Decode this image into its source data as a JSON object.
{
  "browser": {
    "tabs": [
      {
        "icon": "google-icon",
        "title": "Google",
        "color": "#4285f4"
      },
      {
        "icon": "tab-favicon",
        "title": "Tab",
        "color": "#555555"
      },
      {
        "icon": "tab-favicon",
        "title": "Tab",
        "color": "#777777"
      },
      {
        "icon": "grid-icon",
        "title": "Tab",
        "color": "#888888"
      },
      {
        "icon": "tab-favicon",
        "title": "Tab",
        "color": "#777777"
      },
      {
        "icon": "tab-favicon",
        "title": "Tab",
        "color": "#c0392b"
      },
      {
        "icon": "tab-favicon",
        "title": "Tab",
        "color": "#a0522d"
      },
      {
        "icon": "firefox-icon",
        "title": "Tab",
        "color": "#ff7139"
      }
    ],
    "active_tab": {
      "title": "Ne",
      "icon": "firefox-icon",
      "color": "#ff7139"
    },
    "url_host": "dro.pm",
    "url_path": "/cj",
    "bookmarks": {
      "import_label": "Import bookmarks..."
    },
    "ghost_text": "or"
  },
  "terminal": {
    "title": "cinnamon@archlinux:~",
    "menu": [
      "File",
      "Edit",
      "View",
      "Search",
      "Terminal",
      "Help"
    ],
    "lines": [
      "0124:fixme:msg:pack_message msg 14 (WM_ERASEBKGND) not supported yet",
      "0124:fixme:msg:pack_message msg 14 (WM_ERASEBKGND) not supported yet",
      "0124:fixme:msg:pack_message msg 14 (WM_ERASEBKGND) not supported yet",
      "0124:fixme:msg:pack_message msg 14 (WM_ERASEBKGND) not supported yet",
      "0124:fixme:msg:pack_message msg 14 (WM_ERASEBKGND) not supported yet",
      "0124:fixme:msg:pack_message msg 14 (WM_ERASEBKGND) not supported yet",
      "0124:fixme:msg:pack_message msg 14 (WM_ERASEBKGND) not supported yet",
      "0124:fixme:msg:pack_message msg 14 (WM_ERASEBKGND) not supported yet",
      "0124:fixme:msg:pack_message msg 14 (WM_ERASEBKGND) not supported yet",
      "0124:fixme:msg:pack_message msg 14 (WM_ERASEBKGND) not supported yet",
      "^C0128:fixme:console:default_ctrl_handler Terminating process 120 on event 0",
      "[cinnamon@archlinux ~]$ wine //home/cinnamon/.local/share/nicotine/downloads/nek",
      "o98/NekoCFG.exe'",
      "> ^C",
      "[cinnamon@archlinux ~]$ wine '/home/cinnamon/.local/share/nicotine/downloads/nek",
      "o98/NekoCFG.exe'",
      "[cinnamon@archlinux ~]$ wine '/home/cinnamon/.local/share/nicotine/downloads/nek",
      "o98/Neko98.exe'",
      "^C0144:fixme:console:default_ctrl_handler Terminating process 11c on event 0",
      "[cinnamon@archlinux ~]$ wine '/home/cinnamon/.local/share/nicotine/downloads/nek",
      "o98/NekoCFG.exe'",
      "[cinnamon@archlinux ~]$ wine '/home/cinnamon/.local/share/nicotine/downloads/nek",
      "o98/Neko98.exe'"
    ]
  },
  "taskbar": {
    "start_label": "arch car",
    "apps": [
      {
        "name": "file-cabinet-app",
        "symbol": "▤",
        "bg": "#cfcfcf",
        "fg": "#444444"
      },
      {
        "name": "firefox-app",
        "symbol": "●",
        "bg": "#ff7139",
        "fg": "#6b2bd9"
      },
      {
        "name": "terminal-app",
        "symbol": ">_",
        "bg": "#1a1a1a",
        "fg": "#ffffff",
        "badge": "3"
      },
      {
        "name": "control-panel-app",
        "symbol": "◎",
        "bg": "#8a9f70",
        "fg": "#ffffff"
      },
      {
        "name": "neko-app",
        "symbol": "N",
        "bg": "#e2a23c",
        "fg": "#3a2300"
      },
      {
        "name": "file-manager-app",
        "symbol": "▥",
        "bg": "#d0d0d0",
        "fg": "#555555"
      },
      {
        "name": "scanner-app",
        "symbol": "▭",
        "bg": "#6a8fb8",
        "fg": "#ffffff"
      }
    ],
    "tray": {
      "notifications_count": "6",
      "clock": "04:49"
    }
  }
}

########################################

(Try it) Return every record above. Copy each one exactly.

(Output)
Decode this image into its source data as a JSON object.
{
  "browser": {
    "tabs": [
      {
        "icon": "google-icon",
        "title": "Google",
        "color": "#4285f4"
      },
      {
        "icon": "tab-favicon",
        "title": "Tab",
        "color": "#555555"
      },
      {
        "icon": "tab-favicon",
        "title": "Tab",
        "color": "#777777"
      },
      {
        "icon": "grid-icon",
        "title": "Tab",
        "color": "#888888"
      },
      {
        "icon": "tab-favicon",
        "title": "Tab",
        "color": "#777777"
      },
      {
        "icon": "tab-favicon",
        "title": "Tab",
        "color": "#c0392b"
      },
      {
        "icon": "tab-favicon",
        "title": "Tab",
        "color": "#a0522d"
      },
      {
        "icon": "firefox-icon",
        "title": "Tab",
        "color": "#ff7139"
      }
    ],
    "active_tab": {
      "title": "Ne",
      "icon": "firefox-icon",
      "color": "#ff7139"
    },
    "url_host": "dro.pm",
    "url_path": "/cj",
    "bookmarks": {
      "import_label": "Import bookmarks..."
    },
    "ghost_text": "or"
  },
  "terminal": {
    "title": "cinnamon@archlinux:~",
    "menu": [
      "File",
      "Edit",
      "View",
      "Search",
      "Terminal",
      "Help"
    ],
    "lines": [
      "0124:fixme:msg:pack_message msg 14 (WM_ERASEBKGND) not supported yet",
      "0124:fixme:msg:pack_message msg 14 (WM_ERASEBKGND) not supported yet",
      "0124:fixme:msg:pack_message msg 14 (WM_ERASEBKGND) not supported yet",
      "0124:fixme:msg:pack_message msg 14 (WM_ERASEBKGND) not supported yet",
      "0124:fixme:msg:pack_message msg 14 (WM_ERASEBKGND) not supported yet",
      "0124:fixme:msg:pack_message msg 14 (WM_ERASEBKGND) not supported yet",
      "0124:fixme:msg:pack_message msg 14 (WM_ERASEBKGND) not supported yet",
      "0124:fixme:msg:pack_message msg 14 (WM_ERASEBKGND) not supported yet",
      "0124:fixme:msg:pack_message msg 14 (WM_ERASEBKGND) not supported yet",
      "0124:fixme:msg:pack_message msg 14 (WM_ERASEBKGND) not supported yet",
      "^C0128:fixme:console:default_ctrl_handler Terminating process 120 on event 0",
      "[cinnamon@archlinux ~]$ wine //home/cinnamon/.local/share/nicotine/downloads/nek",
      "o98/NekoCFG.exe'",
      "> ^C",
      "[cinnamon@archlinux ~]$ wine '/home/cinnamon/.local/share/nicotine/downloads/nek",
      "o98/NekoCFG.exe'",
      "[cinnamon@archlinux ~]$ wine '/home/cinnamon/.local/share/nicotine/downloads/nek",
      "o98/Neko98.exe'",
      "^C0144:fixme:console:default_ctrl_handler Terminating process 11c on event 0",
      "[cinnamon@archlinux ~]$ wine '/home/cinnamon/.local/share/nicotine/downloads/nek",
      "o98/NekoCFG.exe'",
      "[cinnamon@archlinux ~]$ wine '/home/cinnamon/.local/share/nicotine/downloads/nek",
      "o98/Neko98.exe'"
    ]
  },
  "taskbar": {
    "start_label": "arch car",
    "apps": [
      {
        "name": "file-cabinet-app",
        "symbol": "▤",
        "bg": "#cfcfcf",
        "fg": "#444444"
      },
      {
        "name": "firefox-app",
        "symbol": "●",
        "bg": "#ff7139",
        "fg": "#6b2bd9"
      },
      {
        "name": "terminal-app",
        "symbol": ">_",
        "bg": "#1a1a1a",
        "fg": "#ffffff",
        "badge": "3"
      },
      {
        "name": "control-panel-app",
        "symbol": "◎",
        "bg": "#8a9f70",
        "fg": "#ffffff"
      },
      {
        "name": "neko-app",
        "symbol": "N",
        "bg": "#e2a23c",
        "fg": "#3a2300"
      },
      {
        "name": "file-manager-app",
        "symbol": "▥",
        "bg": "#d0d0d0",
        "fg": "#555555"
      },
      {
        "name": "scanner-app",
        "symbol": "▭",
        "bg": "#6a8fb8",
        "fg": "#ffffff"
      }
    ],
    "tray": {
      "notifications_count": "6",
      "clock": "04:49"
    }
  }
}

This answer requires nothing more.